■ **Given data**
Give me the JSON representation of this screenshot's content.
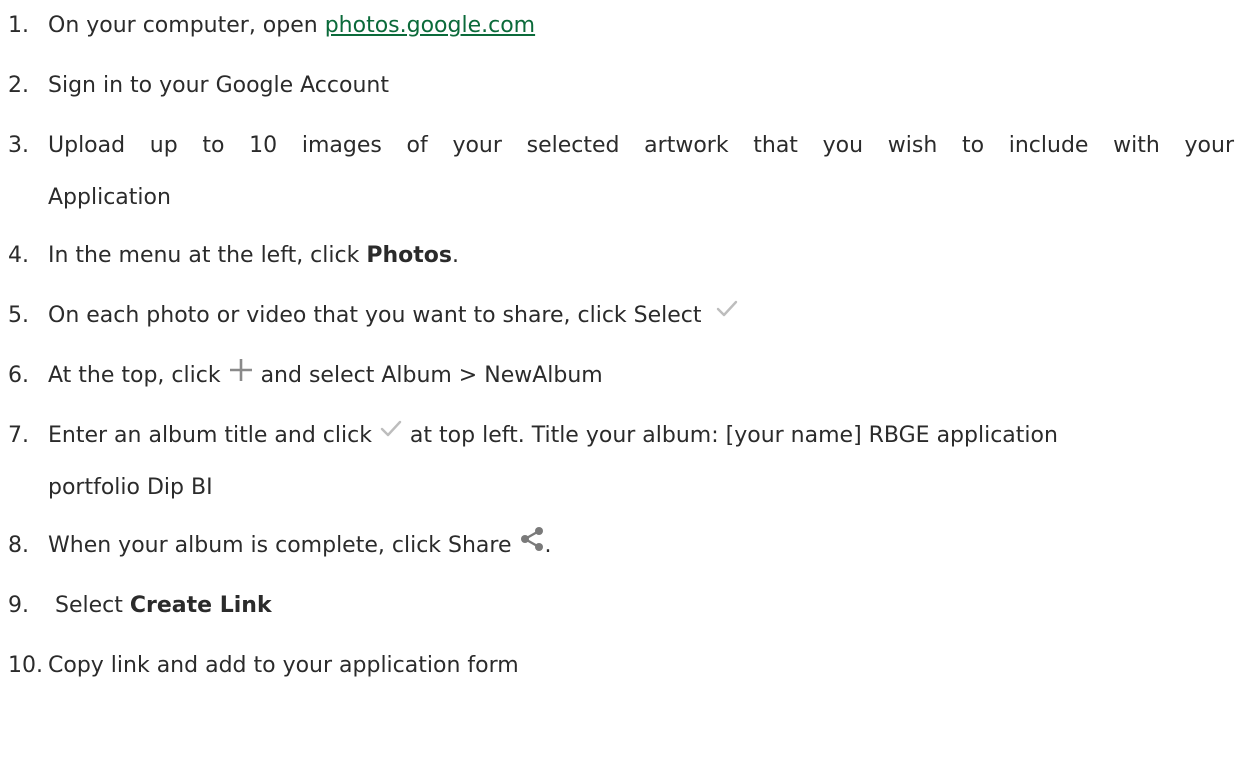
{
  "steps": [
    {
      "num": "1.",
      "pre": "On your computer, open ",
      "link": "photos.google.com"
    },
    {
      "num": "2.",
      "text": "Sign in to your Google Account"
    },
    {
      "num": "3.",
      "line1": [
        "Upload",
        "up",
        "to",
        "10",
        "images",
        "of",
        "your",
        "selected",
        "artwork",
        "that",
        "you",
        "wish",
        "to",
        "include",
        "with",
        "your"
      ],
      "line2": "Application"
    },
    {
      "num": "4.",
      "pre": "In the menu at the left, click ",
      "bold": "Photos",
      "post": "."
    },
    {
      "num": "5.",
      "text": "On each photo or video that you want to share, click Select ",
      "icon": "check-icon"
    },
    {
      "num": "6.",
      "pre": "At the top, click ",
      "icon": "plus-icon",
      "post": " and select Album > NewAlbum"
    },
    {
      "num": "7.",
      "pre": "Enter an album title and click ",
      "icon": "check-icon",
      "post": " at top left. Title your album: [your name] RBGE application",
      "line2": "portfolio Dip BI"
    },
    {
      "num": "8.",
      "pre": "When your album is complete, click Share ",
      "icon": "share-icon",
      "post": "."
    },
    {
      "num": "9.",
      "pre": " Select ",
      "bold": "Create Link"
    },
    {
      "num": "10.",
      "text": "Copy link and add to your application form"
    }
  ]
}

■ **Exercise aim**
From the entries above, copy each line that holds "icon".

■ **Answer for the task**
      "icon": "check-icon"
      "icon": "plus-icon",
      "icon": "check-icon",
      "icon": "share-icon",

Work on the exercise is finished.